(Dataset rows describing interfaces)
◇ ◇ ◇ ◇ ◇ ◇ ◇

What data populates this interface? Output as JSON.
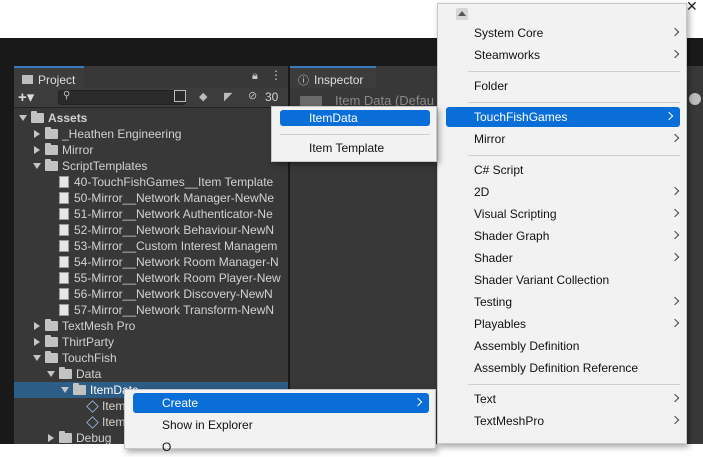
{
  "project": {
    "tab_label": "Project",
    "hidden_count": "30",
    "tree": [
      {
        "label": "Assets",
        "depth": 0,
        "arrow": "down",
        "icon": "folder",
        "bold": true
      },
      {
        "label": "_Heathen Engineering",
        "depth": 1,
        "arrow": "right",
        "icon": "folder"
      },
      {
        "label": "Mirror",
        "depth": 1,
        "arrow": "right",
        "icon": "folder"
      },
      {
        "label": "ScriptTemplates",
        "depth": 1,
        "arrow": "down",
        "icon": "folder"
      },
      {
        "label": "40-TouchFishGames__Item Template",
        "depth": 2,
        "icon": "file"
      },
      {
        "label": "50-Mirror__Network Manager-NewNe",
        "depth": 2,
        "icon": "file"
      },
      {
        "label": "51-Mirror__Network Authenticator-Ne",
        "depth": 2,
        "icon": "file"
      },
      {
        "label": "52-Mirror__Network Behaviour-NewN",
        "depth": 2,
        "icon": "file"
      },
      {
        "label": "53-Mirror__Custom Interest Managem",
        "depth": 2,
        "icon": "file"
      },
      {
        "label": "54-Mirror__Network Room Manager-N",
        "depth": 2,
        "icon": "file"
      },
      {
        "label": "55-Mirror__Network Room Player-New",
        "depth": 2,
        "icon": "file"
      },
      {
        "label": "56-Mirror__Network Discovery-NewN",
        "depth": 2,
        "icon": "file"
      },
      {
        "label": "57-Mirror__Network Transform-NewN",
        "depth": 2,
        "icon": "file"
      },
      {
        "label": "TextMesh Pro",
        "depth": 1,
        "arrow": "right",
        "icon": "folder"
      },
      {
        "label": "ThirtParty",
        "depth": 1,
        "arrow": "right",
        "icon": "folder"
      },
      {
        "label": "TouchFish",
        "depth": 1,
        "arrow": "down",
        "icon": "folder"
      },
      {
        "label": "Data",
        "depth": 2,
        "arrow": "down",
        "icon": "folder"
      },
      {
        "label": "ItemData",
        "depth": 3,
        "arrow": "down",
        "icon": "folder",
        "selected": true
      },
      {
        "label": "Item",
        "depth": 4,
        "icon": "cube"
      },
      {
        "label": "Item",
        "depth": 4,
        "icon": "cube"
      },
      {
        "label": "Debug",
        "depth": 2,
        "arrow": "right",
        "icon": "folder"
      }
    ]
  },
  "inspector": {
    "tab_label": "Inspector",
    "title": "Item Data (Defau"
  },
  "asset_menu": {
    "items": [
      {
        "label": "Create",
        "submenu": true,
        "highlighted": true
      },
      {
        "label": "Show in Explorer"
      },
      {
        "label": "O"
      }
    ]
  },
  "create_menu": {
    "items": [
      {
        "label": "System Core",
        "submenu": true
      },
      {
        "label": "Steamworks",
        "submenu": true
      },
      {
        "separator": true
      },
      {
        "label": "Folder"
      },
      {
        "separator": true
      },
      {
        "label": "TouchFishGames",
        "submenu": true,
        "highlighted": true
      },
      {
        "label": "Mirror",
        "submenu": true
      },
      {
        "separator": true
      },
      {
        "label": "C# Script"
      },
      {
        "label": "2D",
        "submenu": true
      },
      {
        "label": "Visual Scripting",
        "submenu": true
      },
      {
        "label": "Shader Graph",
        "submenu": true
      },
      {
        "label": "Shader",
        "submenu": true
      },
      {
        "label": "Shader Variant Collection"
      },
      {
        "label": "Testing",
        "submenu": true
      },
      {
        "label": "Playables",
        "submenu": true
      },
      {
        "label": "Assembly Definition"
      },
      {
        "label": "Assembly Definition Reference"
      },
      {
        "separator": true
      },
      {
        "label": "Text",
        "submenu": true
      },
      {
        "label": "TextMeshPro",
        "submenu": true
      }
    ]
  },
  "touchfish_menu": {
    "items": [
      {
        "label": "ItemData",
        "highlighted": true
      },
      {
        "separator": true
      },
      {
        "label": "Item Template"
      }
    ]
  },
  "colors": {
    "menu_highlight": "#0a6ed8",
    "editor_dark": "#191919",
    "panel": "#383838",
    "selection": "#2c5d87"
  }
}
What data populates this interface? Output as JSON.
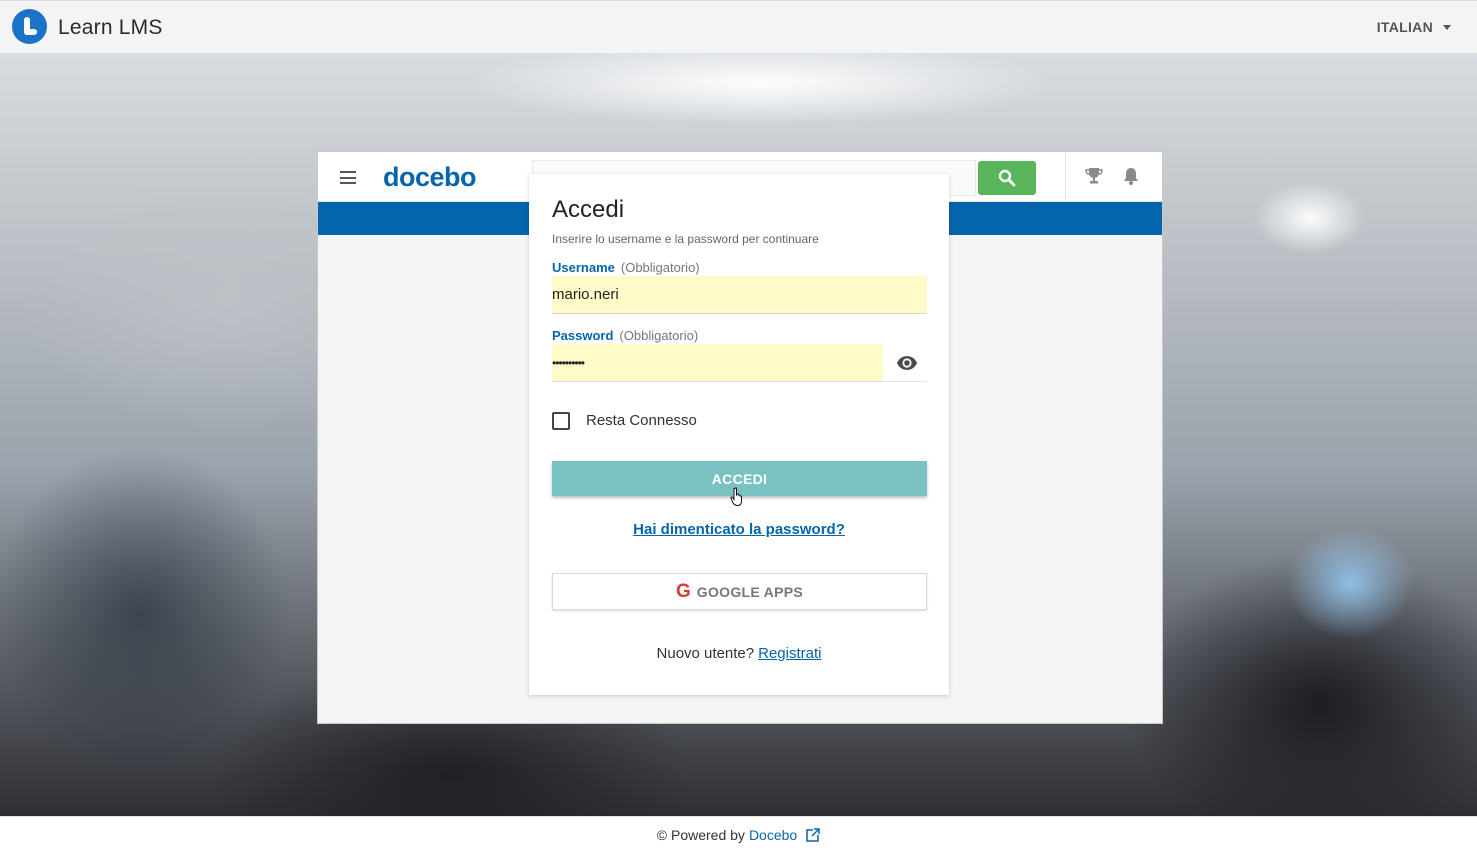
{
  "topbar": {
    "brand_name": "Learn LMS",
    "language": "ITALIAN"
  },
  "frame": {
    "logo_text": "docebo",
    "icons": [
      "hamburger-icon",
      "search-icon",
      "trophy-icon",
      "bell-icon"
    ]
  },
  "login": {
    "title": "Accedi",
    "subtitle": "Inserire lo username e la password per continuare",
    "username_label": "Username",
    "username_required": "(Obbligatorio)",
    "username_value": "mario.neri",
    "password_label": "Password",
    "password_required": "(Obbligatorio)",
    "password_value": "••••••••••",
    "remember_label": "Resta Connesso",
    "remember_checked": false,
    "submit_label": "ACCEDI",
    "forgot_label": "Hai dimenticato la password?",
    "google_label": "GOOGLE APPS",
    "google_letter": "G",
    "new_user_text": "Nuovo utente?",
    "register_label": "Registrati"
  },
  "footer": {
    "prefix": "© Powered by",
    "link": "Docebo"
  },
  "colors": {
    "brand_blue": "#0465ac",
    "accedi_button": "#7ac2c1",
    "autofill_yellow": "#fefbc9",
    "search_green": "#58b55c",
    "google_red": "#d23f31"
  }
}
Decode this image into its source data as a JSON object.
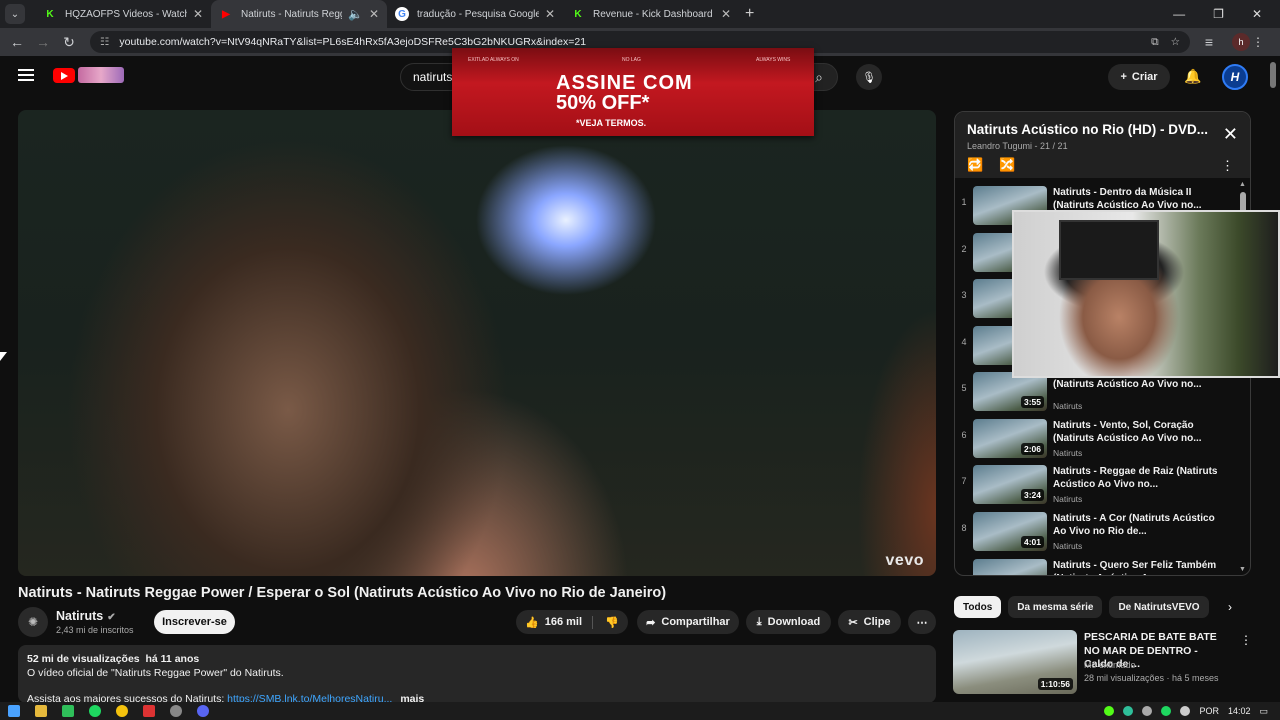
{
  "browser": {
    "tabs": [
      {
        "title": "HQZAOFPS Videos - Watch On",
        "fav": "K",
        "fav_color": "#53fc18"
      },
      {
        "title": "Natiruts - Natiruts Reggae",
        "fav": "▶",
        "fav_color": "#ff0000"
      },
      {
        "title": "tradução - Pesquisa Google",
        "fav": "G",
        "fav_color": "#ffffff"
      },
      {
        "title": "Revenue - Kick Dashboard",
        "fav": "K",
        "fav_color": "#53fc18"
      }
    ],
    "url": "youtube.com/watch?v=NtV94qNRaTY&list=PL6sE4hRx5fA3ejoDSFRe5C3bG2bNKUGRx&index=21",
    "profile": "h"
  },
  "header": {
    "search_value": "natiruts",
    "create_label": "Criar",
    "avatar_letter": "H"
  },
  "ad": {
    "line1": "ASSINE COM",
    "line2": "50% OFF*",
    "line3": "*VEJA TERMOS.",
    "tag1": "EXITLAD ALWAYS ON",
    "tag2": "NO LAG",
    "tag3": "ALWAYS WINS"
  },
  "video": {
    "watermark": "vevo",
    "title": "Natiruts - Natiruts Reggae Power / Esperar o Sol (Natiruts Acústico Ao Vivo no Rio de Janeiro)",
    "channel": "Natiruts",
    "subscribers": "2,43 mi de inscritos",
    "subscribe_label": "Inscrever-se",
    "likes": "166 mil",
    "share_label": "Compartilhar",
    "download_label": "Download",
    "clip_label": "Clipe"
  },
  "description": {
    "views": "52 mi de visualizações",
    "age": "há 11 anos",
    "line1": "O vídeo oficial de \"Natiruts Reggae Power\" do Natiruts.",
    "line2_prefix": "Assista aos maiores sucessos do Natiruts: ",
    "line2_link": "https://SMB.lnk.to/MelhoresNatiru...",
    "more": "mais"
  },
  "playlist": {
    "title": "Natiruts Acústico no Rio (HD) - DVD...",
    "owner": "Leandro Tugumi",
    "position": "21 / 21",
    "items": [
      {
        "index": "1",
        "title": "Natiruts - Dentro da Música II (Natiruts Acústico Ao Vivo no...",
        "channel": "",
        "duration": ""
      },
      {
        "index": "2",
        "title": "",
        "channel": "",
        "duration": ""
      },
      {
        "index": "3",
        "title": "",
        "channel": "",
        "duration": ""
      },
      {
        "index": "4",
        "title": "",
        "channel": "",
        "duration": ""
      },
      {
        "index": "5",
        "title": "(Natiruts Acústico Ao Vivo no...",
        "channel": "Natiruts",
        "duration": "3:55"
      },
      {
        "index": "6",
        "title": "Natiruts - Vento, Sol, Coração (Natiruts Acústico Ao Vivo no...",
        "channel": "Natiruts",
        "duration": "2:06"
      },
      {
        "index": "7",
        "title": "Natiruts - Reggae de Raiz (Natiruts Acústico Ao Vivo no...",
        "channel": "Natiruts",
        "duration": "3:24"
      },
      {
        "index": "8",
        "title": "Natiruts - A Cor (Natiruts Acústico Ao Vivo no Rio de...",
        "channel": "Natiruts",
        "duration": "4:01"
      },
      {
        "index": "",
        "title": "Natiruts - Quero Ser Feliz Também (Natiruts Acústico A...",
        "channel": "",
        "duration": ""
      }
    ]
  },
  "chips": [
    "Todos",
    "Da mesma série",
    "De NatirutsVEVO"
  ],
  "recommendation": {
    "title": "PESCARIA DE BATE BATE NO MAR DE DENTRO - Caldo de ...",
    "channel": "Mó extimado",
    "meta": "28 mil visualizações · há 5 meses",
    "duration": "1:10:56"
  },
  "taskbar": {
    "lang": "POR",
    "time": "14:02"
  }
}
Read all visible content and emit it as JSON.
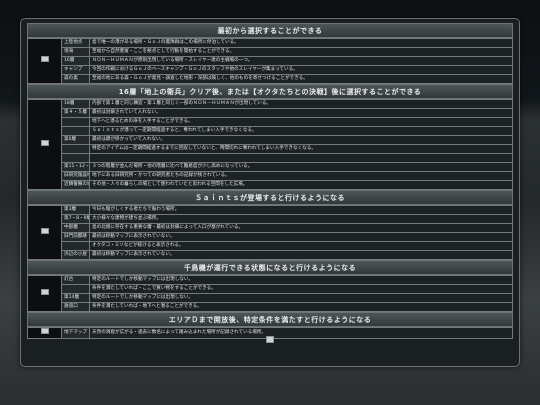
{
  "sections": [
    {
      "title": "最初から選択することができる",
      "rows": [
        {
          "name": "上陸地点",
          "desc": "島で唯一の港がある場所・ＧｏＪの艦隊群はこの場所に停泊している。"
        },
        {
          "name": "領海",
          "desc": "至福から自然豊富・ここを拠点として行動を開始することができる。"
        },
        {
          "name": "16層",
          "desc": "ＮＯＮ－ＨＵＭＡＮが原則出現している場所・スレイヤー達の主戦場の一つ。"
        },
        {
          "name": "キャンプ",
          "desc": "今回の作戦におけるＧｏＪのベースキャンプ・ＧｏＪのスタッフや他のスレイヤーが集まっている。"
        },
        {
          "name": "森の奥",
          "desc": "至福の地にある森・ＧｏＪが発見・調査した地形・深部は険しく、他のものを寄せつけることができる。"
        }
      ]
    },
    {
      "title": "16層「地上の衛兵」クリア後、または【オクタたちとの決戦】後に選択することができる",
      "rows": [
        {
          "name": "18層",
          "desc": "内部で第１層と同じ構造・第１層と同じく一部のＮＯＮ－ＨＵＭＡＮが出現している。"
        },
        {
          "name": "第４・５層",
          "desc": "最初は封鎖されていて入れない。"
        },
        {
          "name": "",
          "desc": "地下へと潜るための扉を入手することができる。"
        },
        {
          "name": "",
          "desc": "Ｓａｉｎｔｓが潜って一定期間経過すると、奪われてしまい入手できなくなる。"
        },
        {
          "name": "第6層",
          "desc": "最初は鍵が掛かっていて入れない。"
        },
        {
          "name": "",
          "desc": "特定のアイテムは一定期間経過するまでに回収していないと、時間切れに奪われてしまい入手できなくなる。"
        },
        {
          "name": "",
          "desc": ""
        },
        {
          "name": "第11・12・13層",
          "desc": "３つの階層が並んだ場所・他の階層に比べて難易度が少し高めになっている。"
        },
        {
          "name": "旧研究施設地",
          "desc": "地下にある旧研究所・かつての研究者たちの記録が残されている。"
        },
        {
          "name": "近隣警備の場",
          "desc": "その他・人々の暮らしの場として使われていたと思われる空間をした広場。"
        }
      ]
    },
    {
      "title": "Ｓａｉｎｔｓが登場すると行けるようになる",
      "rows": [
        {
          "name": "第3層",
          "desc": "今日も騒がしくする者たちで賑わう場所。"
        },
        {
          "name": "第7・8・9層",
          "desc": "大小様々な建物が建ち並ぶ場所。"
        },
        {
          "name": "中部層",
          "desc": "島の北側に存在する重要な層・最初は封鎖によって入口が塞がれている。"
        },
        {
          "name": "旧門前都跡",
          "desc": "最初は移動マップに表示されていない。"
        },
        {
          "name": "",
          "desc": "オクタコ・ミソなどが抜けると表示される。"
        },
        {
          "name": "浜辺の小屋",
          "desc": "最初は移動マップに表示されていない。"
        }
      ]
    },
    {
      "title": "千鳥機が運行できる状態になると行けるようになる",
      "rows": [
        {
          "name": "灯台",
          "desc": "特定のルートでしか移動マップには出現しない。"
        },
        {
          "name": "",
          "desc": "条件を満たしていれば・ここで買い物をすることができる。"
        },
        {
          "name": "第14層",
          "desc": "特定のルートでしか移動マップには出現しない。"
        },
        {
          "name": "鉄道口",
          "desc": "条件を満たしていれば・地下へと潜ることができる。"
        }
      ]
    },
    {
      "title": "エリアＤまで開放後、特定条件を満たすと行けるようになる",
      "rows": [
        {
          "name": "地下マップ",
          "desc": "天然の洞窟が広がる・過去に数名によって踏み込まれた場所が記録されている場所。"
        }
      ]
    }
  ],
  "icon": "broken-image-icon"
}
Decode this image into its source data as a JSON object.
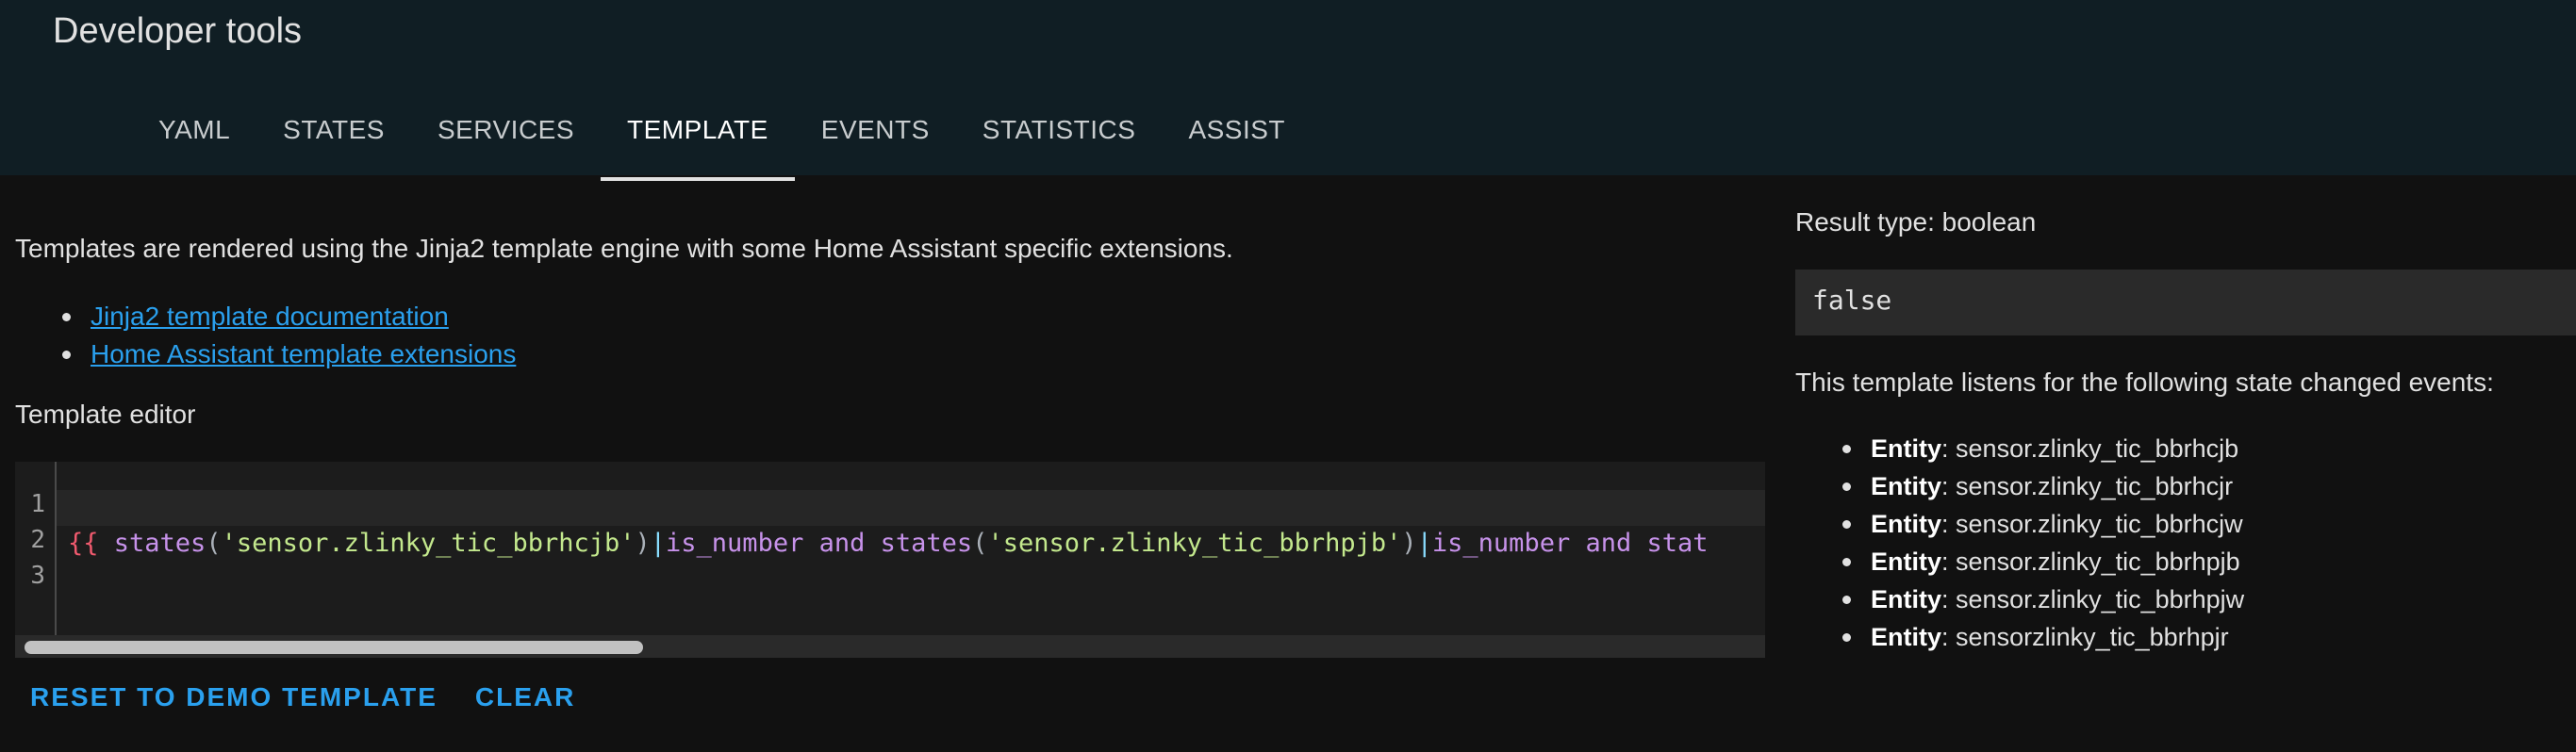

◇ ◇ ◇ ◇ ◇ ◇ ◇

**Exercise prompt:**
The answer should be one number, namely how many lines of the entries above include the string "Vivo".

**Reply:**
6